Rebecca Keogh

Postdoctoral Fellow

My current research interests center on visual cognition (e.g. visual memory, visual imagery, visual attention) and abnormal vision (e.g. visual hallucinations), and how variations in neural structure and function gives rise to the large differences in abilities seen in these areas. In addition I am also interested in how cognitive strategy, and engagement of different neural networks and regions, influences performance on memory tasks.

My research investigates these questions using psychophysics, non-invasive brain stimulation and neuroimaging, as well as individual differences and special population research.

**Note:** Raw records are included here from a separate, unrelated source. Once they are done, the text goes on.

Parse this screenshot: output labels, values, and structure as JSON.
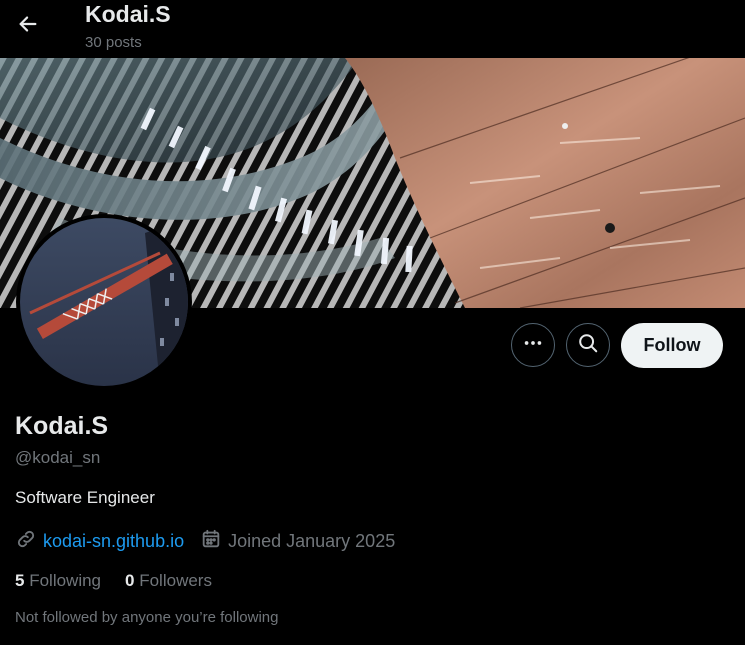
{
  "header": {
    "title": "Kodai.S",
    "post_count": "30 posts",
    "back_icon": "arrow-left-icon"
  },
  "profile": {
    "display_name": "Kodai.S",
    "handle": "@kodai_sn",
    "bio": "Software Engineer",
    "website": "kodai-sn.github.io",
    "joined": "Joined January 2025",
    "following_count": "5",
    "following_label": "Following",
    "followers_count": "0",
    "followers_label": "Followers",
    "not_followed_text": "Not followed by anyone you’re following"
  },
  "actions": {
    "more_icon": "more-horizontal-icon",
    "search_icon": "search-icon",
    "follow_label": "Follow"
  },
  "colors": {
    "background": "#000000",
    "text_primary": "#e7e9ea",
    "text_secondary": "#71767b",
    "link": "#1d9bf0",
    "follow_button_bg": "#eff3f4",
    "follow_button_text": "#0f1419",
    "circle_border": "#536471"
  }
}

Journal articles
Keogh R; Pearson J, 2021, 'Attention driven phantom vision: Measuring the sensory strength of attentional templates and their relation to visual mental imagery and aphantasia: Measuring attentional templates', Philosophical Transactions of the Royal Society B: Biological Sciences, vol. 376, pp. 20190688,
Rogers S; Keogh R; Pearson J, 2021, 'Hallucinations on demand: The utility of experimentally induced phenomena in hallucination research: Hallucinations on demand', Philosophical Transactions of the Royal Society B: Biological Sciences, vol. 376, pp. 20200233,
Keogh R; Bergmann J; Pearson J, 2020, 'Cortical excitability controls the strength of mental imagery', eLife, vol. 9,
Dawes AJ; Keogh R; Andrillon T; Pearson J, 2020, 'A cognitive profile of multi-sensory imagery, memory and dreaming in aphantasia', Scientific Reports, vol. 10,
Pearson J; Keogh R, 2019, 'Redefining Visual Working Memory: A Cognitive-Strategy, Brain-Region Approach', Current Directions in Psychological Science, vol. 28, pp. 266 - 273,
Keogh R; Pearson J, 2018, 'The blind mind: No sensory visual imagery in aphantasia', Cortex, vol. 105, pp. 53 - 60,
Keogh R; Pearson J, 2017, 'The perceptual and phenomenal capacity of mental imagery', Cognition, vol. 162, pp. 124 - 132,
Shine JM; Keogh R; O’Callaghan C; Muller AJ; Lewis SJG; Pearson J, 2015, 'Imagine that: Elevated sensory strength of mental imagery in individuals with Parkinson’s disease and visual hallucinations', Proceedings of the Royal Society B: Biological Sciences, vol. 282, pp. 20142047 - 20142047,
Keogh R; Pearson J, 2014, 'The sensory strength of voluntary visual imagery predicts visual working memory capacity', Journal of Vision, vol. 14,